There was also a lower risk of getting a new prescription for loop diuretics among those taking DPP-4 inhibitors compared with those who weren't (HR, 0.74), she noted.

There "were many limitations to our type of work, [but] initiation of DPP-4–inhibitor therapy as used in the community did not appear to be associated with a higher risk of composite cardiovascular disease, including heart failure, compared with the initiation of non–DPP-4–inhibitor glycemic agents," Dr. Goldfine commented.

Nor was there any increased risk in any of these outcomes in those with cardiovascular disease at baseline, she added.

TECOS Findings Will Be Key; Expected Next Year?

Session chair Dr. Connell said, "You have a very large cohort and 4 different DPP-4 inhibitors; presumably you could do a post hoc analysis to see if there was a specific drug effect vs a class effect?"

Dr. Goldfine said they could but had not done so yet, and she reiterated that the vast majority of participants in her study were "on sitagliptin, as that was marketed first, and then we had lesser numbers of the others."

All eyes are therefore on the ongoing TECOS study, a cardiovascular-outcomes trial with sitagliptin, which is due to complete in December 2014 and will yield more information on heart failure with this agent.

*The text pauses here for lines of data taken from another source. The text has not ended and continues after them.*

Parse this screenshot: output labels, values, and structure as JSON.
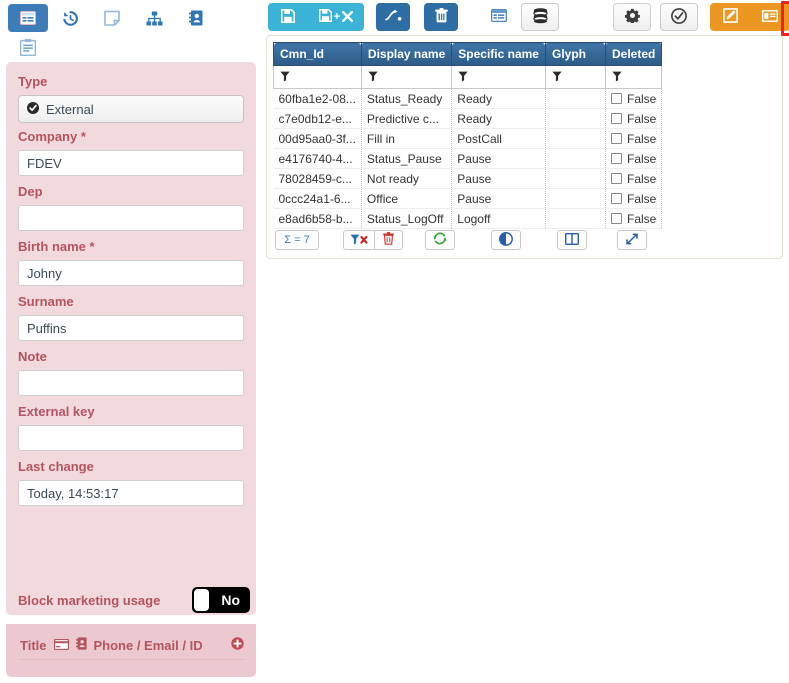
{
  "left_nav": {
    "items": [
      {
        "name": "grid-view-icon",
        "label": "Grid view",
        "active": true
      },
      {
        "name": "history-icon",
        "label": "History",
        "active": false
      },
      {
        "name": "note-icon",
        "label": "Note",
        "active": false
      },
      {
        "name": "hierarchy-icon",
        "label": "Hierarchy",
        "active": false
      },
      {
        "name": "address-book-icon",
        "label": "Address book",
        "active": false
      },
      {
        "name": "form-icon",
        "label": "Form",
        "active": false
      }
    ],
    "active_color": "#3b7cb9",
    "icon_color": "#3b7cb9"
  },
  "toolbar": {
    "save_label": "Save",
    "save_close_label": "Save and close",
    "merge_label": "Merge",
    "delete_label": "Delete",
    "grid_label": "Grid",
    "database_label": "Database",
    "settings_label": "Settings",
    "approve_label": "Approve",
    "edit_label": "Edit",
    "card_label": "Card",
    "colors": {
      "cyan": "#3bb3d6",
      "blue": "#2f6da5",
      "orange": "#ec9722",
      "highlight": "#ee2222"
    }
  },
  "form": {
    "panel_color": "#f2d9de",
    "label_color": "#b3545e",
    "fields": [
      {
        "label": "Type",
        "value": "External",
        "type": "select",
        "required": false
      },
      {
        "label": "Company *",
        "value": "FDEV",
        "type": "text",
        "required": true
      },
      {
        "label": "Dep",
        "value": "",
        "type": "text",
        "required": false
      },
      {
        "label": "Birth name *",
        "value": "Johny",
        "type": "text",
        "required": true
      },
      {
        "label": "Surname",
        "value": "Puffins",
        "type": "text",
        "required": false
      },
      {
        "label": "Note",
        "value": "",
        "type": "text",
        "required": false
      },
      {
        "label": "External key",
        "value": "",
        "type": "text",
        "required": false
      },
      {
        "label": "Last change",
        "value": "Today, 14:53:17",
        "type": "text",
        "required": false
      }
    ],
    "toggle": {
      "label": "Block marketing usage",
      "value": "No"
    },
    "contacts": {
      "title_label": "Title",
      "columns_label": "Phone / Email / ID",
      "add_label": "Add"
    }
  },
  "grid": {
    "columns": [
      "Cmn_Id",
      "Display name",
      "Specific name",
      "Glyph",
      "Deleted"
    ],
    "filter_icon": "filter-icon",
    "rows": [
      {
        "cmn_id": "60fba1e2-08...",
        "display_name": "Status_Ready",
        "specific_name": "Ready",
        "glyph": "",
        "deleted": "False"
      },
      {
        "cmn_id": "c7e0db12-e...",
        "display_name": "Predictive c...",
        "specific_name": "Ready",
        "glyph": "",
        "deleted": "False"
      },
      {
        "cmn_id": "00d95aa0-3f...",
        "display_name": "Fill in",
        "specific_name": "PostCall",
        "glyph": "",
        "deleted": "False"
      },
      {
        "cmn_id": "e4176740-4...",
        "display_name": "Status_Pause",
        "specific_name": "Pause",
        "glyph": "",
        "deleted": "False"
      },
      {
        "cmn_id": "78028459-c...",
        "display_name": "Not ready",
        "specific_name": "Pause",
        "glyph": "",
        "deleted": "False"
      },
      {
        "cmn_id": "0ccc24a1-6...",
        "display_name": "Office",
        "specific_name": "Pause",
        "glyph": "",
        "deleted": "False"
      },
      {
        "cmn_id": "e8ad6b58-b...",
        "display_name": "Status_LogOff",
        "specific_name": "Logoff",
        "glyph": "",
        "deleted": "False"
      }
    ],
    "footer": {
      "count_label": "Σ = 7",
      "clear_filter_label": "Clear filter",
      "delete_label": "Delete",
      "refresh_label": "Refresh",
      "contrast_label": "Contrast",
      "columns_label": "Columns",
      "expand_label": "Expand"
    }
  }
}
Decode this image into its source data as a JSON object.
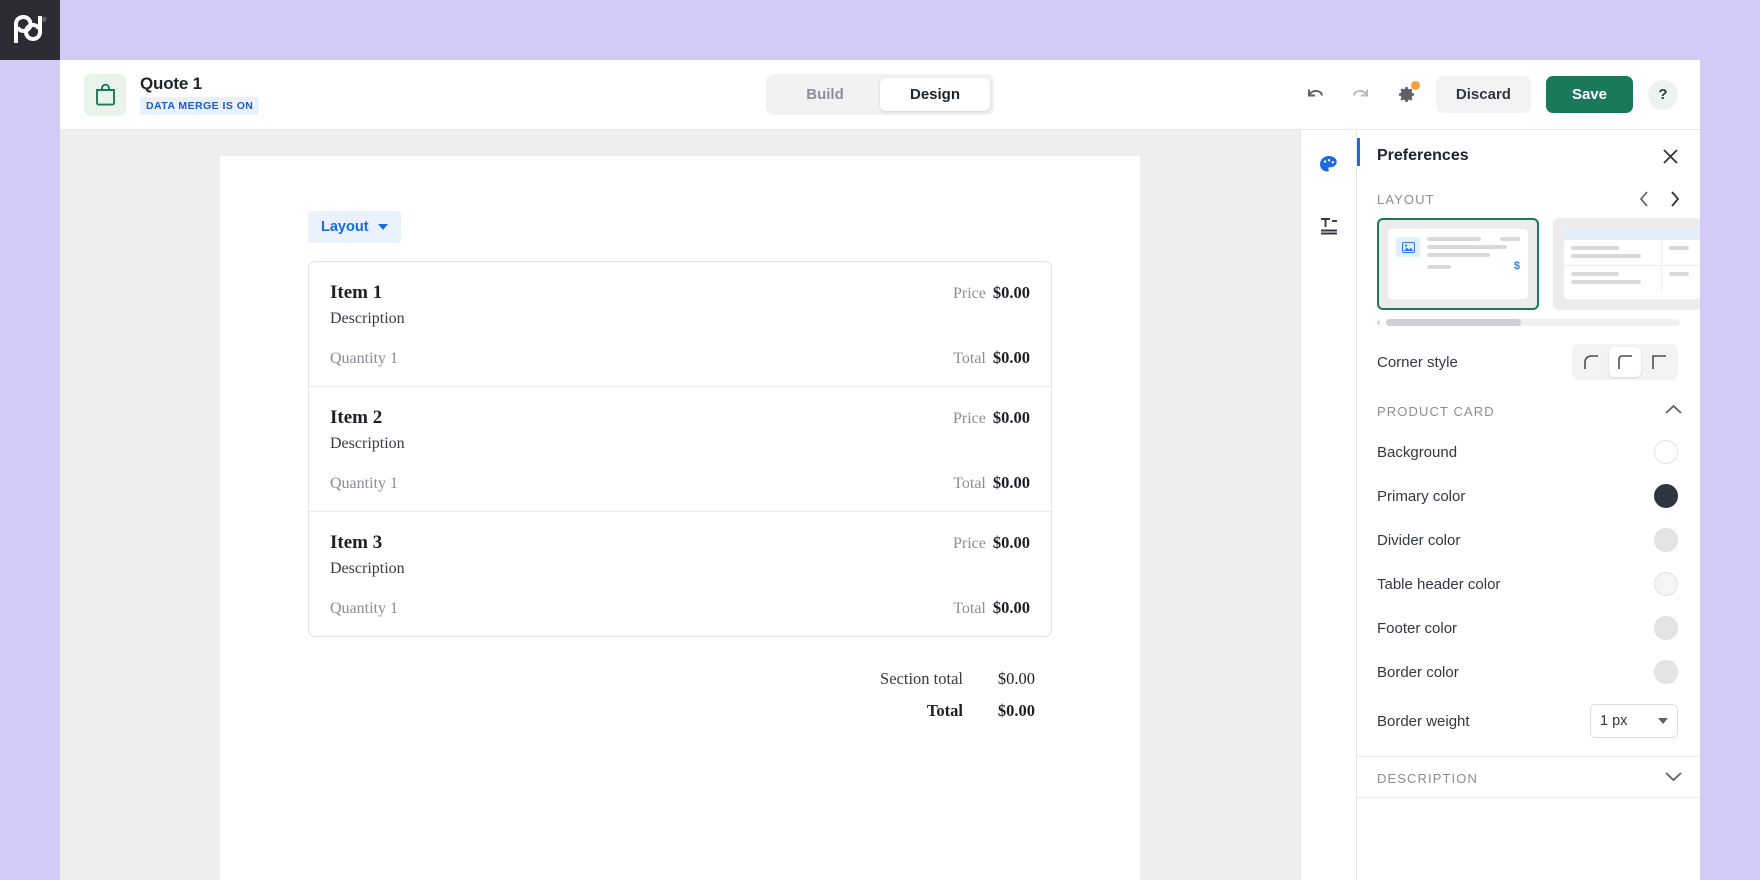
{
  "logo": {
    "name": "pd",
    "trademark": "®"
  },
  "topbar": {
    "doc_icon": "shopping-bag-icon",
    "title": "Quote 1",
    "badge": "DATA MERGE IS ON",
    "tabs": [
      {
        "label": "Build",
        "active": false
      },
      {
        "label": "Design",
        "active": true
      }
    ],
    "undo": "undo-icon",
    "redo": "redo-icon",
    "settings": "gear-icon",
    "discard_label": "Discard",
    "save_label": "Save",
    "help_label": "?",
    "save_color": "#19795a",
    "notification_color": "#f9a03c"
  },
  "canvas": {
    "layout_pill": "Layout",
    "items": [
      {
        "name": "Item 1",
        "description": "Description",
        "price_label": "Price",
        "price_value": "$0.00",
        "qty_label": "Quantity 1",
        "total_label": "Total",
        "total_value": "$0.00"
      },
      {
        "name": "Item 2",
        "description": "Description",
        "price_label": "Price",
        "price_value": "$0.00",
        "qty_label": "Quantity 1",
        "total_label": "Total",
        "total_value": "$0.00"
      },
      {
        "name": "Item 3",
        "description": "Description",
        "price_label": "Price",
        "price_value": "$0.00",
        "qty_label": "Quantity 1",
        "total_label": "Total",
        "total_value": "$0.00"
      }
    ],
    "section_total_label": "Section total",
    "section_total_value": "$0.00",
    "grand_total_label": "Total",
    "grand_total_value": "$0.00"
  },
  "rail": [
    {
      "icon": "palette-icon",
      "active": true
    },
    {
      "icon": "text-style-icon",
      "active": false
    }
  ],
  "prefs": {
    "title": "Preferences",
    "close": "close-icon",
    "layout": {
      "title": "LAYOUT",
      "prev": "chevron-left-icon",
      "next": "chevron-right-icon",
      "thumbs": [
        {
          "name": "card-layout",
          "selected": true
        },
        {
          "name": "table-layout",
          "selected": false
        }
      ]
    },
    "corner_style": {
      "label": "Corner style",
      "options": [
        {
          "name": "rounded",
          "active": false
        },
        {
          "name": "semi-rounded",
          "active": true
        },
        {
          "name": "sharp",
          "active": false
        }
      ]
    },
    "product_card": {
      "title": "PRODUCT CARD",
      "toggle": "chevron-up-icon",
      "rows": [
        {
          "label": "Background",
          "color": "#ffffff"
        },
        {
          "label": "Primary color",
          "color": "#2f3540"
        },
        {
          "label": "Divider color",
          "color": "#e4e4e6"
        },
        {
          "label": "Table header color",
          "color": "#f5f5f6"
        },
        {
          "label": "Footer color",
          "color": "#e4e4e6"
        },
        {
          "label": "Border color",
          "color": "#e4e4e6"
        }
      ],
      "border_weight_label": "Border weight",
      "border_weight_value": "1 px"
    },
    "description": {
      "title": "DESCRIPTION",
      "toggle": "chevron-down-icon"
    }
  }
}
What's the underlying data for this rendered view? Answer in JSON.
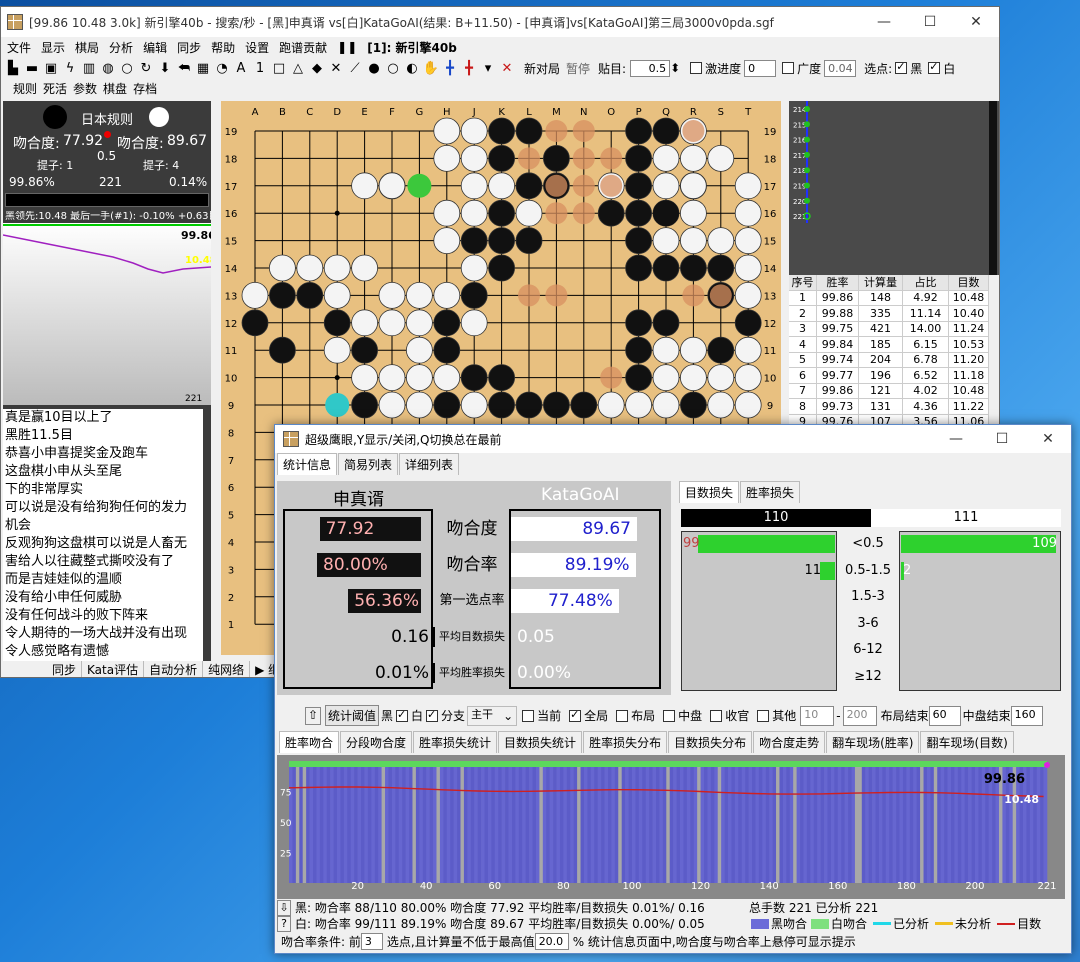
{
  "main": {
    "title": "[99.86 10.48 3.0k] 新引擎40b - 搜索/秒 - [黑]申真谞 vs[白]KataGoAI(结果: B+11.50) - [申真谞]vs[KataGoAI]第三局3000v0pda.sgf",
    "menu": [
      "文件",
      "显示",
      "棋局",
      "分析",
      "编辑",
      "同步",
      "帮助",
      "设置",
      "跑谱贡献",
      "❚❚",
      "[1]: 新引擎40b"
    ],
    "toolbar": {
      "new_game": "新对局",
      "pause": "暂停",
      "komi_label": "贴目:",
      "komi": "0.5",
      "aggr_label": "激进度",
      "aggr": "0",
      "width_label": "广度",
      "width": "0.04",
      "select_label": "选点:",
      "black": "黑",
      "white": "白"
    },
    "toolbar2": [
      "规则",
      "死活",
      "参数",
      "棋盘",
      "存档"
    ],
    "left": {
      "rule": "日本规则",
      "b_match_label": "吻合度:",
      "b_match": "77.92",
      "w_match_label": "吻合度:",
      "w_match": "89.67",
      "komi": "0.5",
      "b_capt": "提子: 1",
      "w_capt": "提子: 4",
      "b_win": "99.86%",
      "move": "221",
      "w_win": "0.14%",
      "status": "黑领先:10.48 最后一手(#1): -0.10% +0.63目",
      "graph_win": "99.86",
      "graph_score": "10.48",
      "graph_move": "221"
    },
    "chat": [
      "真是赢10目以上了",
      "黑胜11.5目",
      "恭喜小申喜提奖金及跑车",
      "这盘棋小申从头至尾",
      "下的非常厚实",
      "可以说是没有给狗狗任何的发力",
      "机会",
      "反观狗狗这盘棋可以说是人畜无",
      "害给人以往藏整式撕咬没有了",
      "而是吉娃娃似的温顺",
      "没有给小申任何威胁",
      "没有任何战斗的败下阵来",
      "令人期待的一场大战并没有出现",
      "令人感觉略有遗憾"
    ],
    "bottom": [
      "同步",
      "Kata评估",
      "自动分析",
      "纯网络",
      "▶ 继"
    ],
    "cols": [
      "A",
      "B",
      "C",
      "D",
      "E",
      "F",
      "G",
      "H",
      "J",
      "K",
      "L",
      "M",
      "N",
      "O",
      "P",
      "Q",
      "R",
      "S",
      "T"
    ],
    "rows": [
      "19",
      "18",
      "17",
      "16",
      "15",
      "14",
      "13",
      "12",
      "11",
      "10",
      "9",
      "8",
      "7",
      "6",
      "5",
      "4",
      "3",
      "2",
      "1"
    ],
    "table": {
      "headers": [
        "序号",
        "胜率",
        "计算量",
        "占比",
        "目数"
      ],
      "rows": [
        [
          "1",
          "99.86",
          "148",
          "4.92",
          "10.48"
        ],
        [
          "2",
          "99.88",
          "335",
          "11.14",
          "10.40"
        ],
        [
          "3",
          "99.75",
          "421",
          "14.00",
          "11.24"
        ],
        [
          "4",
          "99.84",
          "185",
          "6.15",
          "10.53"
        ],
        [
          "5",
          "99.74",
          "204",
          "6.78",
          "11.20"
        ],
        [
          "6",
          "99.77",
          "196",
          "6.52",
          "11.18"
        ],
        [
          "7",
          "99.86",
          "121",
          "4.02",
          "10.48"
        ],
        [
          "8",
          "99.73",
          "131",
          "4.36",
          "11.22"
        ],
        [
          "9",
          "99.76",
          "107",
          "3.56",
          "11.06"
        ]
      ]
    },
    "branch": [
      "214",
      "215",
      "216",
      "217",
      "218",
      "219",
      "220",
      "221"
    ]
  },
  "dlg": {
    "title": "超级鹰眼,Y显示/关闭,Q切换总在最前",
    "tabs": [
      "统计信息",
      "简易列表",
      "详细列表"
    ],
    "black_name": "申真谞",
    "white_name": "KataGoAI",
    "rows": [
      {
        "label": "吻合度",
        "b": "77.92",
        "w": "89.67",
        "bf": 0.78,
        "wf": 0.9
      },
      {
        "label": "吻合率",
        "b": "80.00%",
        "w": "89.19%",
        "bf": 0.8,
        "wf": 0.89
      },
      {
        "label": "第一选点率",
        "b": "56.36%",
        "w": "77.48%",
        "bf": 0.56,
        "wf": 0.77
      },
      {
        "label": "平均目数损失",
        "b": "0.16",
        "w": "0.05"
      },
      {
        "label": "平均胜率损失",
        "b": "0.01%",
        "w": "0.00%"
      }
    ],
    "loss_tabs": [
      "目数损失",
      "胜率损失"
    ],
    "loss": {
      "b_total": "110",
      "w_total": "111",
      "cats": [
        "<0.5",
        "0.5-1.5",
        "1.5-3",
        "3-6",
        "6-12",
        "≥12"
      ],
      "b": [
        "99",
        "11",
        "",
        "",
        "",
        ""
      ],
      "w": [
        "109",
        "2",
        "",
        "",
        "",
        ""
      ],
      "bf": [
        0.9,
        0.1,
        0,
        0,
        0,
        0
      ],
      "wf": [
        0.98,
        0.02,
        0,
        0,
        0,
        0
      ]
    },
    "opts": {
      "thresh": "统计阈值",
      "black": "黑",
      "white": "白",
      "branch": "分支",
      "trunk": "主干",
      "current": "当前",
      "whole": "全局",
      "opening": "布局",
      "middle": "中盘",
      "endgame": "收官",
      "other": "其他",
      "from": "10",
      "to": "200",
      "open_end": "布局结束",
      "open_end_v": "60",
      "mid_end": "中盘结束",
      "mid_end_v": "160"
    },
    "ctabs": [
      "胜率吻合",
      "分段吻合度",
      "胜率损失统计",
      "目数损失统计",
      "胜率损失分布",
      "目数损失分布",
      "吻合度走势",
      "翻车现场(胜率)",
      "翻车现场(目数)"
    ],
    "chart": {
      "y_ticks": [
        "75",
        "50",
        "25"
      ],
      "x_ticks": [
        "20",
        "40",
        "60",
        "80",
        "100",
        "120",
        "140",
        "160",
        "180",
        "200",
        "221"
      ],
      "win": "99.86",
      "score": "10.48"
    },
    "chart_data": {
      "type": "bar",
      "xlim": [
        0,
        221
      ],
      "ylim": [
        0,
        100
      ],
      "win_rate_last": 99.86,
      "score_last": 10.48,
      "series": [
        {
          "name": "黑吻合"
        },
        {
          "name": "白吻合"
        },
        {
          "name": "已分析"
        },
        {
          "name": "未分析"
        },
        {
          "name": "目数"
        }
      ]
    },
    "foot": {
      "b": "黑: 吻合率 88/110 80.00% 吻合度 77.92 平均胜率/目数损失 0.01%/ 0.16",
      "w": "白: 吻合率 99/111 89.19% 吻合度 89.67 平均胜率/目数损失 0.00%/ 0.05",
      "total": "总手数 221 已分析 221",
      "legend": [
        "黑吻合",
        "白吻合",
        "已分析",
        "未分析",
        "目数"
      ],
      "cond_a": "吻合率条件: 前",
      "cond_n": "3",
      "cond_b": "选点,且计算量不低于最高值",
      "cond_p": "20.0",
      "cond_c": "%   统计信息页面中,吻合度与吻合率上悬停可显示提示"
    }
  }
}
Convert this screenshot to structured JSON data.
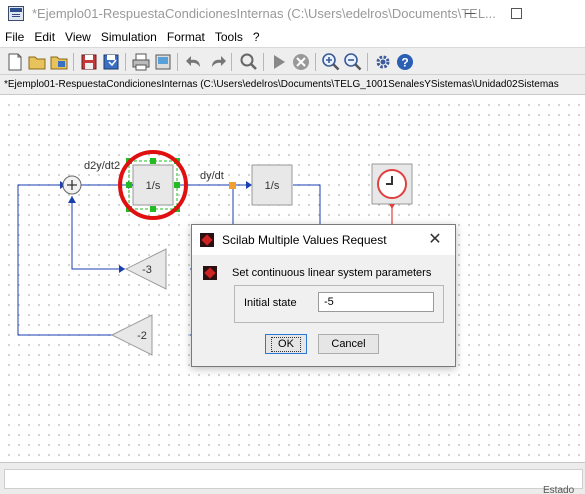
{
  "window": {
    "title": "*Ejemplo01-RespuestaCondicionesInternas (C:\\Users\\edelros\\Documents\\TEL...",
    "icon": "scilab-xcos-icon"
  },
  "menu": [
    "File",
    "Edit",
    "View",
    "Simulation",
    "Format",
    "Tools",
    "?"
  ],
  "toolbar": [
    "new-diagram-icon",
    "open-icon",
    "open-in-icon",
    "save-icon",
    "save-as-icon",
    "print-icon",
    "export-icon",
    "undo-icon",
    "redo-icon",
    "fit-zoom-icon",
    "start-icon",
    "stop-icon",
    "zoom-in-icon",
    "zoom-out-icon",
    "setup-icon",
    "help-icon"
  ],
  "path": "*Ejemplo01-RespuestaCondicionesInternas (C:\\Users\\edelros\\Documents\\TELG_1001SenalesYSistemas\\Unidad02Sistemas",
  "diagram": {
    "labels": {
      "d2": "d2y/dt2",
      "d1": "dy/dt"
    },
    "integrator1": "1/s",
    "integrator2": "1/s",
    "gain1": "-3",
    "gain2": "-2"
  },
  "status": "Estado",
  "dialog": {
    "title": "Scilab Multiple Values Request",
    "heading": "Set continuous linear system parameters",
    "field_label": "Initial state",
    "field_value": "-5",
    "ok": "OK",
    "cancel": "Cancel",
    "close": "✕"
  },
  "colors": {
    "annotation_circle": "#e01010",
    "block_selection": "#22bb22",
    "wire": "#1a3fb0",
    "clock_link": "#e04040"
  }
}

Dr. Kannan reported no relevant financial relationships. Dr. Goldfine reports receiving support in the form of materials and supplies from Amneal Pharmaceuticals; Lifescan, a division of Johnson & Johnson; Novo Nordisk; Nestle Health Science; and Mercodia. Dr. Connell reported no relevant financial relationships.

Joint Meeting of the International Society of Endocrinology and the Endocrine Society: ICE/ENDO 2014; June 23, 2014. Abstract OR34-3, Abstract OR34-6

Comments

3090D553-9492-4563-8681-AD288FA52ACE
Comments on Medscape are moderated and should be professional in tone and on topic. You must declare any conflicts of interest related to your comments and responses. Please see our Commenting Guide for further information. We reserve the right to remove posts at our sole discretion.
Post as:

processing....